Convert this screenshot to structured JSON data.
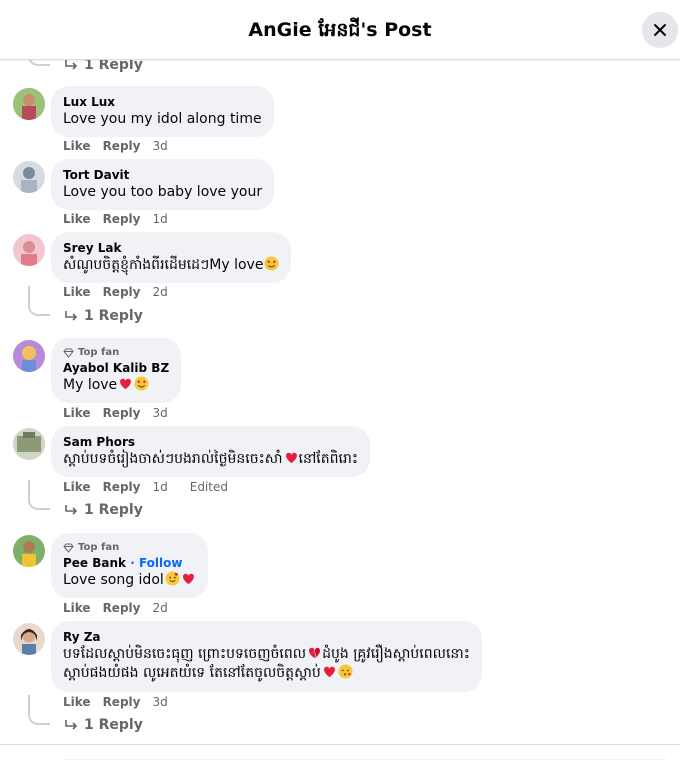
{
  "header": {
    "title": "AnGie អែនជី's Post"
  },
  "top_reply": {
    "label": "1 Reply"
  },
  "actions": {
    "like": "Like",
    "reply": "Reply"
  },
  "comments": [
    {
      "author": "Lux Lux",
      "text": "Love you my idol along time",
      "time": "3d"
    },
    {
      "author": "Tort Davit",
      "text": "Love you too baby love your",
      "time": "1d"
    },
    {
      "author": "Srey Lak",
      "text": "សំណូបចិត្តខ្ញុំកាំងពីរដើមដេៗMy love",
      "time": "2d",
      "reply_label": "1 Reply"
    },
    {
      "badge": "Top fan",
      "author": "Ayabol Kalib BZ",
      "text": "My love",
      "time": "3d"
    },
    {
      "author": "Sam Phors",
      "text": "ស្តាប់បទចំរៀងចាស់ៗបងរាល់ថ្ងៃមិនចេះសាំ",
      "text2": "នៅតែពិរោះ",
      "time": "1d",
      "edited": "Edited",
      "reply_label": "1 Reply"
    },
    {
      "badge": "Top fan",
      "author": "Pee Bank",
      "follow": "· Follow",
      "text": "Love song idol",
      "time": "2d"
    },
    {
      "author": "Ry Za",
      "text": "បទដែលស្តាប់មិនចេះធុញ ព្រោះបទចេញចំពេល",
      "text1b": "ដំបូង គ្រូវរឿងស្តាប់ពេលនោះ",
      "text2": "ស្តាប់ផងយំផង លូអេតយំទេ តែនៅតែចូលចិត្តស្តាប់",
      "time": "3d",
      "reply_label": "1 Reply"
    }
  ],
  "colors": {
    "bubble": "#f0f2f5",
    "meta": "#65676b",
    "link": "#0866ff",
    "heart": "#e41e3f"
  }
}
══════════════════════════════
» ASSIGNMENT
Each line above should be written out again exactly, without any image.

» RESPONSE AREA
Convert this screenshot to structured JSON data.
{
  "header": {
    "title": "AnGie អែនជី's Post"
  },
  "top_reply": {
    "label": "1 Reply"
  },
  "actions": {
    "like": "Like",
    "reply": "Reply"
  },
  "comments": [
    {
      "author": "Lux Lux",
      "text": "Love you my idol along time",
      "time": "3d"
    },
    {
      "author": "Tort Davit",
      "text": "Love you too baby love your",
      "time": "1d"
    },
    {
      "author": "Srey Lak",
      "text": "សំណូបចិត្តខ្ញុំកាំងពីរដើមដេៗMy love",
      "time": "2d",
      "reply_label": "1 Reply"
    },
    {
      "badge": "Top fan",
      "author": "Ayabol Kalib BZ",
      "text": "My love",
      "time": "3d"
    },
    {
      "author": "Sam Phors",
      "text": "ស្តាប់បទចំរៀងចាស់ៗបងរាល់ថ្ងៃមិនចេះសាំ",
      "text2": "នៅតែពិរោះ",
      "time": "1d",
      "edited": "Edited",
      "reply_label": "1 Reply"
    },
    {
      "badge": "Top fan",
      "author": "Pee Bank",
      "follow": "· Follow",
      "text": "Love song idol",
      "time": "2d"
    },
    {
      "author": "Ry Za",
      "text": "បទដែលស្តាប់មិនចេះធុញ ព្រោះបទចេញចំពេល",
      "text1b": "ដំបូង គ្រូវរឿងស្តាប់ពេលនោះ",
      "text2": "ស្តាប់ផងយំផង លូអេតយំទេ តែនៅតែចូលចិត្តស្តាប់",
      "time": "3d",
      "reply_label": "1 Reply"
    }
  ],
  "colors": {
    "bubble": "#f0f2f5",
    "meta": "#65676b",
    "link": "#0866ff",
    "heart": "#e41e3f"
  }
}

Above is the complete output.